Combat Simulator Update (A look on iterative design/prototype)
I figured, why not share this introspection in case this could benefit anyone...
At first, the prototype was a very simple system where ships would move towards and/or fire at the closest enemy.
Ship rotation was automated (would "wrap" in the right angle") and move direction alrogithm followed the straight line logic.
This approach was sufficient, because our intent was to have a mechanically-efficient way to determine outcome in a deterministic combat system. "Appearance" wasn't really a factor, and we just wanted players to be able to gauge the outcome of a fight based on their previous experiences.
Different AI patterns (movement)
In an effort to make the outcome less predictable and insure that play experience was a factor in figuring out the outcome of a fight, we've attempted to modify the movement AI pattern in various ways.
Two interesting behaviors stood out:
1 - Stop 'n Go: move into firing range, and idle while able to fire. Then, move to the next target and so on.
Mechanically, this answered all of our needs, and was efficient.
2 - Continuous Chase: Ships wouldn't stop, and would adjust their helm in "orbit-like" manoeuvres around their enemies. The result was close to "fly-by" sequence as per modern day air strikes, and similar to a lot of sci-fi space battle games.
Though it reinforced the theme, it didn't add much depth to strategy per se.
For the time being, this mechanic has been shelved (for later use?).
Though it introduces a bit of uncertainty and puts more importance on a ship's manoeuvrability, we're still not sure the added complexity (and visual confusion) adds enough to the depth of the simulator to keep it as is.
In an effort to allow players clear access to the "numbers" behind the game and help them learn from the outcome of each battle, we've added some feedbacks:
1 - A life gauge so that players can track the damage delivered to each ship.
2 - Floating numbers that represent damage dealt by each projectile, which helps determine the relative strength of each projectile, and establishes a relationship with the gauge to let players know how "resilient" a ship is.
Up to that point, the game had assumed that each ship would only have one weapon (we had randomized range, firepower, rate of fire, etc.)

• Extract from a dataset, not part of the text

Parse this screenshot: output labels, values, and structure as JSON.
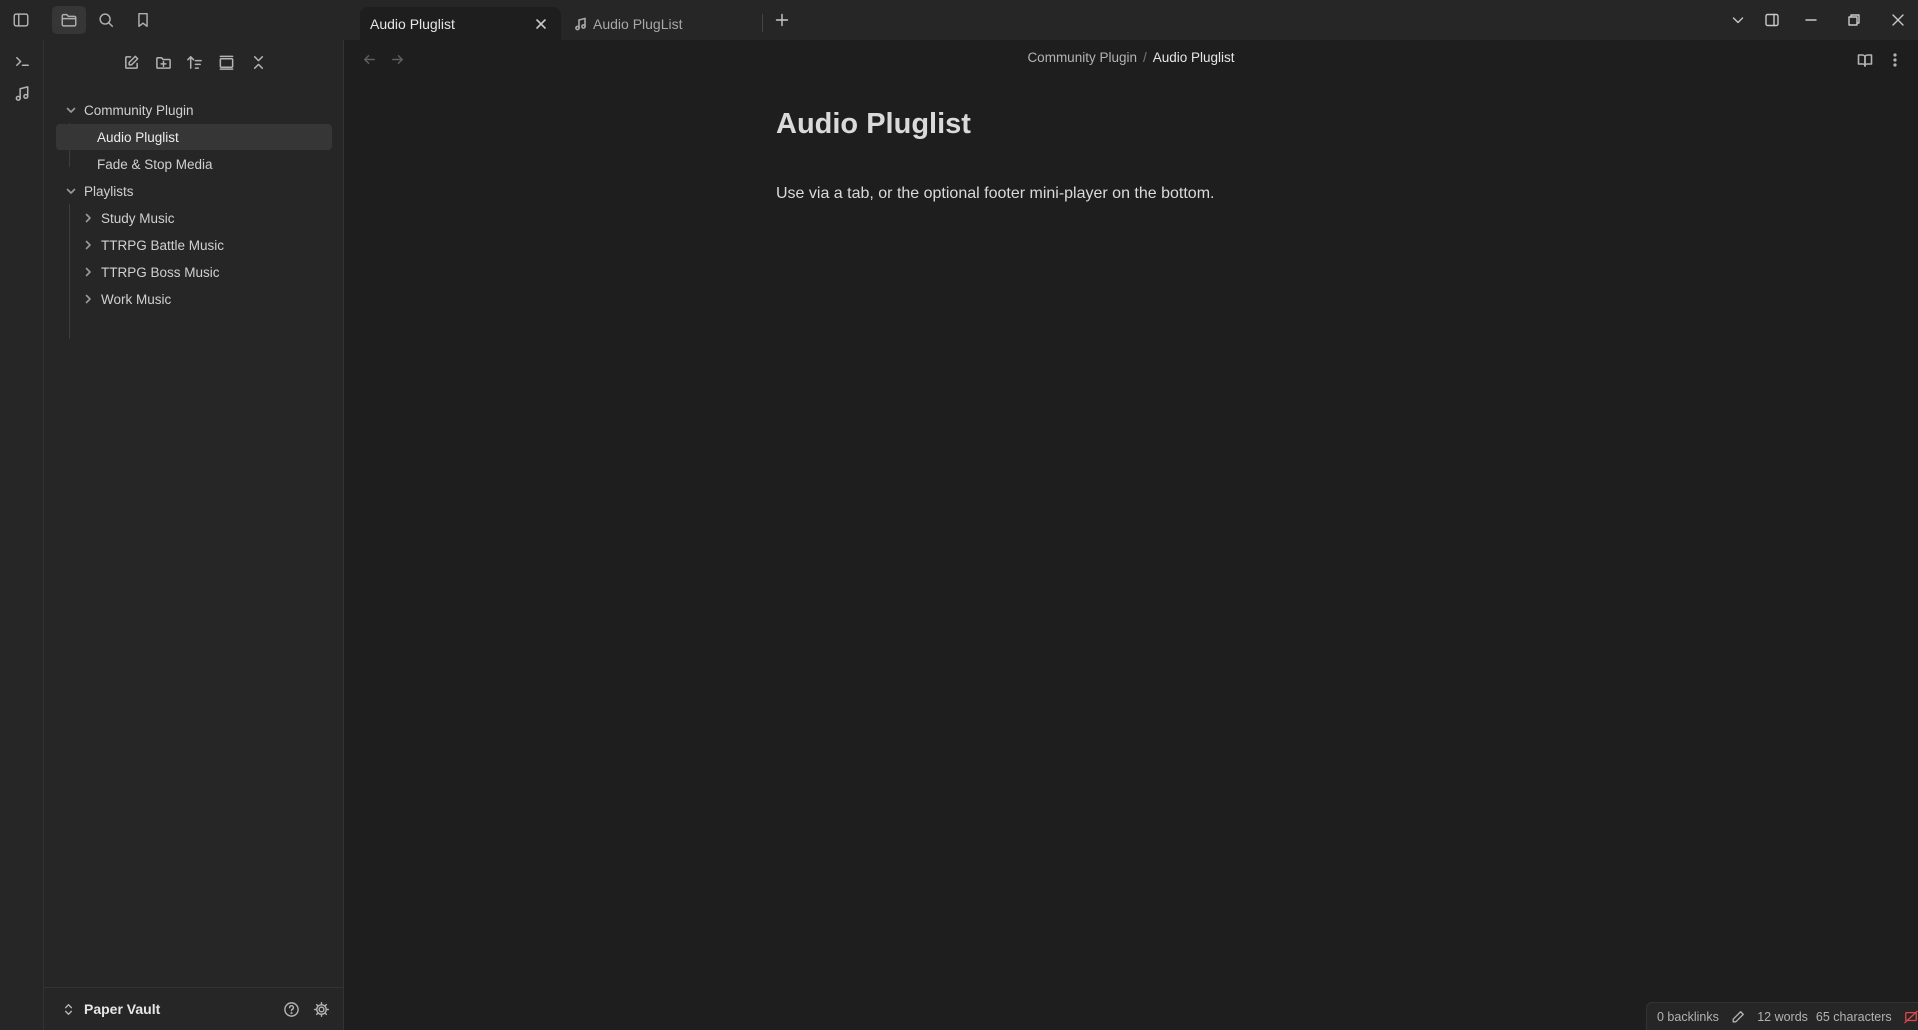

As we refactored the system, and created a Weapon Component Class, we were able to "attach" these weapons much more easily to different ships. We were then able to have many weapons per ship.
That was a game changer in that we could shift the AI of a ship across its component. For example, the ship itself (later, the engine component) would determine where to move, based on the optimal firing range of the aggregate of its weapons systems.
Then, each weapon system would individually determine the "ideal" target from a list of targets currently in range.
This started adding a lot of depth where we could see drastically different overall AI (move and attack) depending solely on which weapons we would put on board. The choice of NOT putting a specific weapon also created interesting scenarios.
For example, as can be seen in the video above, all weapons try to fire at the "weakest" enemy (lowest hp) that is within range. For short ranged weapons, this is generally the same target as the one the engine use to move towards, but for missiles with longer range, this allows them to provide support firepower to distant areas of the combat.
Fighting off the "weakest" is desirable most of the time as it can contribute to reducing the opponent's overall firepower more quickly and reduce the total amount of damage taken by your ships over the course of the fight.
As a result, a ship with JUST missiles can provide support to a number of fronts, all the while staying back, but a ship with missiles AND cannons will put itself in harm's way, fighting its vis-a-vis with guns, all the while lending its firepower to distant targets. Depending on the relative resilience of that ship, either of these may be preferable to optimize damage output. The synergy between these two independant AI systems seems to be fertile in emergent strategies.
There are still a lot of missing elements to this simulator, and we're still iterating on that, but we believe there's enough here to criticize on. If you have suggestions, please do not hesitate to jump in and provide us with much welcomed feedback!